Eric Schmidt-backed startup that’s working to put Hillary Clinton in the White House
An under-the-radar startup funded by billionaire Eric Schmidt has become a major technology vendor for Hillary Clinton’s presidential campaign, underscoring the bonds between Silicon Valley and Democratic politics.
The Groundwork, according to Democratic campaign operatives and technologists, is part of efforts by Schmidt—the executive chairman of Google parent-company Alphabet—to ensure that Clinton has the engineering talent needed to win the election. And it is one of a series of quiet investments by Schmidt that recognize how modern political campaigns are run, with data analytics and digital outreach as vital ingredients that allow candidates to find, court, and turn out critical voter blocs.
But campaigns—lacking stock options and long-term job security—find it hard to attract the elite engineering talent that Facebook, Google, and countless startups rely on. That’s also part of the problem that Schmidt and the Groundwork are helping Clinton’s team to solve.
The Groundwork is one of the Clinton campaign’s biggest vendors, billing it for more than $177,000 in the second quarter of 2015, according to federal filings. Yet many political operatives know little about it. Its website consists entirely of a grey-on-black triangle logo that suggests “the digital roots of change” while also looking vaguely like the Illuminati symbol.
“We’re not trying to obfuscate anything, we’re just trying to keep our heads down and do stuff,” says Michael Slaby, who runs the Groundwork. He was the chief technology officer for president Barack Obama’s 2008 campaign, a top digital executive for Obama 2012, and the former chief technology strategist for TomorrowVentures, Schmidt’s angel investment fund.

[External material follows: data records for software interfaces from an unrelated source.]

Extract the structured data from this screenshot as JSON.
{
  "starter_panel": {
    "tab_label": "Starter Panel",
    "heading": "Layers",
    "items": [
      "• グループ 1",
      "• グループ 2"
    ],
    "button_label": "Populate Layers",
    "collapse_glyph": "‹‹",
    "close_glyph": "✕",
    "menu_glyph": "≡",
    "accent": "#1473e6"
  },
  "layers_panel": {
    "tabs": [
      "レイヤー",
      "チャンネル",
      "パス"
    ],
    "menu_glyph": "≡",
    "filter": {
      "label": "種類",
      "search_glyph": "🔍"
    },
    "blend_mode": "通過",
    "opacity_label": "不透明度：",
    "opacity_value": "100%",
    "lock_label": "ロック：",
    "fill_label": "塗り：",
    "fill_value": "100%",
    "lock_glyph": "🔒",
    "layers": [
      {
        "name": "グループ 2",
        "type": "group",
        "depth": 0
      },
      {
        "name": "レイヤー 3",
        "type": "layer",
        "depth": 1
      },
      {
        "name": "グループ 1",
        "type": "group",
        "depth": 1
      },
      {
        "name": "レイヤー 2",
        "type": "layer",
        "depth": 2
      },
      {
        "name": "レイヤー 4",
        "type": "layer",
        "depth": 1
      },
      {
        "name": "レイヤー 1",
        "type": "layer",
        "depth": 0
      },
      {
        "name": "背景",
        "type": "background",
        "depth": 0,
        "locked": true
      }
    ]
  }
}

He explained that the Groundwork and its parent company, Chicago-based Timshel—which according to its website is named for a Hebrew word meaning “you may” and is devoted to “helping humanity solve our most difficult social, civic, and humanitarian challenges”—are “all one project, with the same backers,” whom he declined to name.
Schmidt did not respond to several requests for comment. But several Democratic political operatives and technologists, who would only speak anonymously to avoid offending Schmidt and the Clinton campaign, confirmed that the Groundwork is funded at least in part by the Alphabet chairman.
Although Obama’s technology staff downplays credit for his election victories, there’s no doubt they played a crucial role. One former Obama staffer, Elan Kriegel, who now leads analytics for the Clinton campaign, suggested the technology accounted for perhaps two percentage pointsof the campaign’s four percent margin of victory in 2012.
The 2012 campaign’s analytics team constructed a complex model of the electorate to identify 15 million undecided voters that could be swayed to Obama’s side. They drew on databases which compiled a comprehensive record of voters’ interactions with the campaign—Facebook pages liked, volunteer contacts, events attended, money donated—and assigned them a score based on how strongly they supported Obama.
Those carefully constructed models and databases paid dividends for everything from advertising and campaign fundraising emails—which were rigorously A/B tested to determine the optimum wording and design (subject lines that said “Hey!” were found to be annoying but effective)—to voter polling and get-out-the-vote efforts on election day.
google(alphabet) working for Hillary..a special project for her..and check the logo out..wtf?
“Schmidt did not respond to several requests for comment.”
“The Groundwork is one of the Clinton campaign’s biggest vendors, billing it for more than $177,000 in the second quarter of 2015, according to federal filings. Yet many political operatives know little about it. Its website consists entirely of a grey-on-black triangle logo that suggests “the digital roots of change” while also looking vaguely like the Illuminati symbol.”
he said it..not me.. 😉